[[ Records for the exercise open ]]

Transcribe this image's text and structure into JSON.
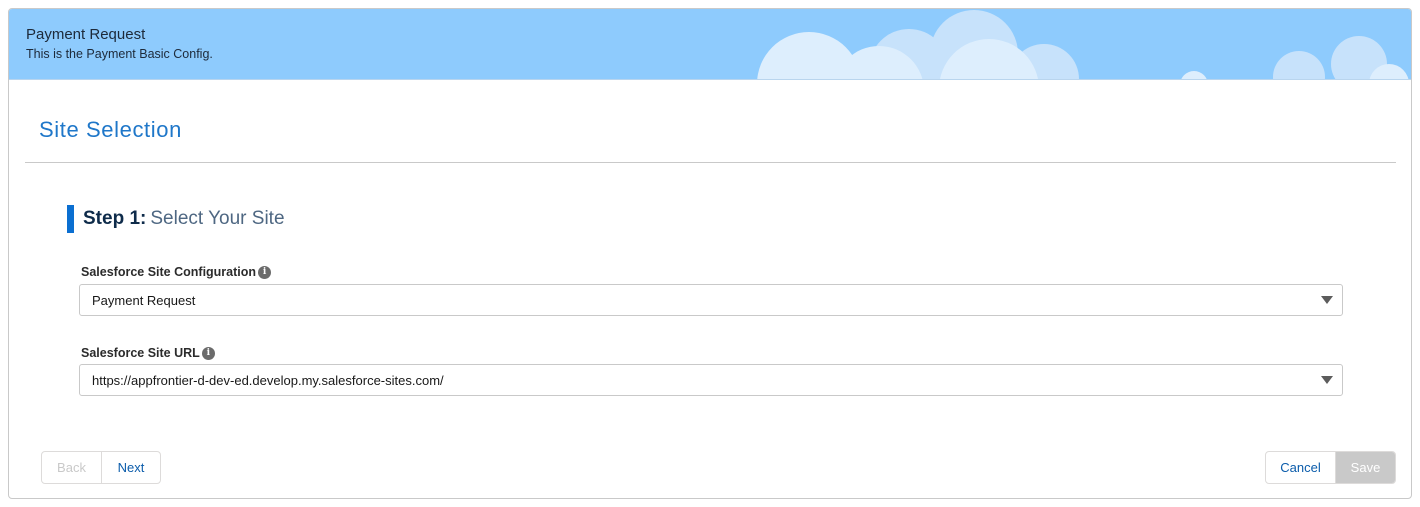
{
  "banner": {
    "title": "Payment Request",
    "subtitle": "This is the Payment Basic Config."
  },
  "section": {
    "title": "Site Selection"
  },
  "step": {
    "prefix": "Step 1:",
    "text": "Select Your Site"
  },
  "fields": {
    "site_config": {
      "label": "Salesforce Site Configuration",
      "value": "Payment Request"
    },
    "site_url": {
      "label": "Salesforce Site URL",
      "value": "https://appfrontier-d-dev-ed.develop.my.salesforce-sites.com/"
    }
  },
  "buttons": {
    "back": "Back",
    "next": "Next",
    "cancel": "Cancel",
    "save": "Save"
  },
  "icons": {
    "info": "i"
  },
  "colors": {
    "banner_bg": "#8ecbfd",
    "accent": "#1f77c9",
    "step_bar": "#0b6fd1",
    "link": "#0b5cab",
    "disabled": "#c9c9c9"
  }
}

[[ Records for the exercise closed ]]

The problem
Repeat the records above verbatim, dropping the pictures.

Solution to this task
Transcribe this image's text and structure into JSON.
{
  "banner": {
    "title": "Payment Request",
    "subtitle": "This is the Payment Basic Config."
  },
  "section": {
    "title": "Site Selection"
  },
  "step": {
    "prefix": "Step 1:",
    "text": "Select Your Site"
  },
  "fields": {
    "site_config": {
      "label": "Salesforce Site Configuration",
      "value": "Payment Request"
    },
    "site_url": {
      "label": "Salesforce Site URL",
      "value": "https://appfrontier-d-dev-ed.develop.my.salesforce-sites.com/"
    }
  },
  "buttons": {
    "back": "Back",
    "next": "Next",
    "cancel": "Cancel",
    "save": "Save"
  },
  "icons": {
    "info": "i"
  },
  "colors": {
    "banner_bg": "#8ecbfd",
    "accent": "#1f77c9",
    "step_bar": "#0b6fd1",
    "link": "#0b5cab",
    "disabled": "#c9c9c9"
  }
}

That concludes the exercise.